History of Yuan Dynasty 1279–1368
Before the Yuan dynasty, Han people ruled China. Han refers to the majority ethnic group in China. At least from the Han dynasty onward, Mongols from the north tried to invade China repeatedly. They finally succeeded and established the Yuan dynasty in 1279. The founder was Hubilie, the grandson of Genghis Khan. Yuan was very strong militarily. Genghis Khan built a Mongolian empire, which extended all the way to Europe. In ruling China, the Mongolians absorbed the culture of the Han Chinese.
In studying Chinese history, Chinese children in later periods were told that the Han Chinese culture was so resilient that although invaders could conquer and rule China, they had to learn the Han culture and rule by adopting the Han way of life.
Genghis Khan launched long-running wars on the surrounding areas. By the middle period of the thirteenth century, the Mongols had conquered North China, Central Asia and Russia and even reached the Indian River Valley to the south.

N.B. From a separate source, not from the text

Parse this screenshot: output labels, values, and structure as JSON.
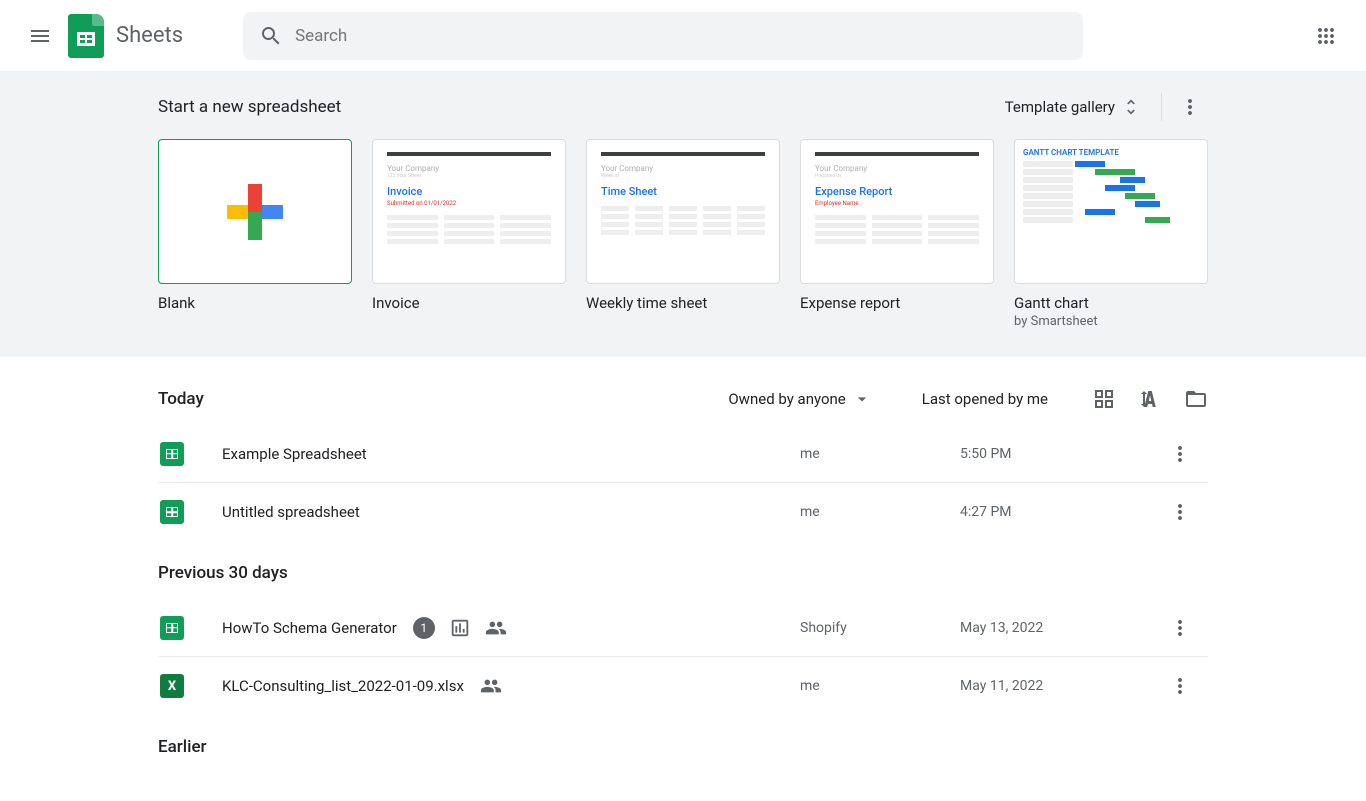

The ambitious Genghis Khan set about expanding his territory to the China mainland. In 1234, the Mongols overthrew the Jin Kingdom and opened the door to unifying the China mainland. In 1271, a grandson of Genghis Khan - Kublai Khan (Emperor Shizu) changed the dynasty title into Yuan, thus Yuan Dynasty (1271 - 1368) began with its capital at Dadu (present Beijing). Successfully, the Mongols conquered the Southern Song Dynasty in 1276 and finally set up a non-Han regime to rule over all of China. Historically, the Yuan Dynasty is a special period – the Mongolian interlude in Chinese history.
As the Yuan Dynasty possessed extensive territory including the present day Xinjiang, Tibet, Yunnan, most of the area of the present northeast China, Taiwan, the isles in the South China Sea, the Mongols managed to rule a complex group of peoples who inhabited the vast land. Due to the lack of the experience of administration, at first they used the Han political and cultural administration models. However, they created four social classes to discriminate against the Han. The first class was the Mongols themselves, who enjoyed the great privileges; the second was called the Semu people, who lived in the West Regions; the third class was made up of the Han people living in the North China; the last class called the Nan people living in the South China, who enjoyed the least privileges. This was a great obstacle to the amalgamation of different peoples and caused the later disintegration.
At the late period of the Yuan Dynasty, political corruption and the heavy economic burden of corvee caused a succession of peasant uprisings. In 1368, the leader of a Hongjin (red headband) peasant uprising Zhu Yuanzhang conquered Yuan's capital - Dadu - and ultimately frustrated Mongol troops. The Yuan Dynasty collapsed.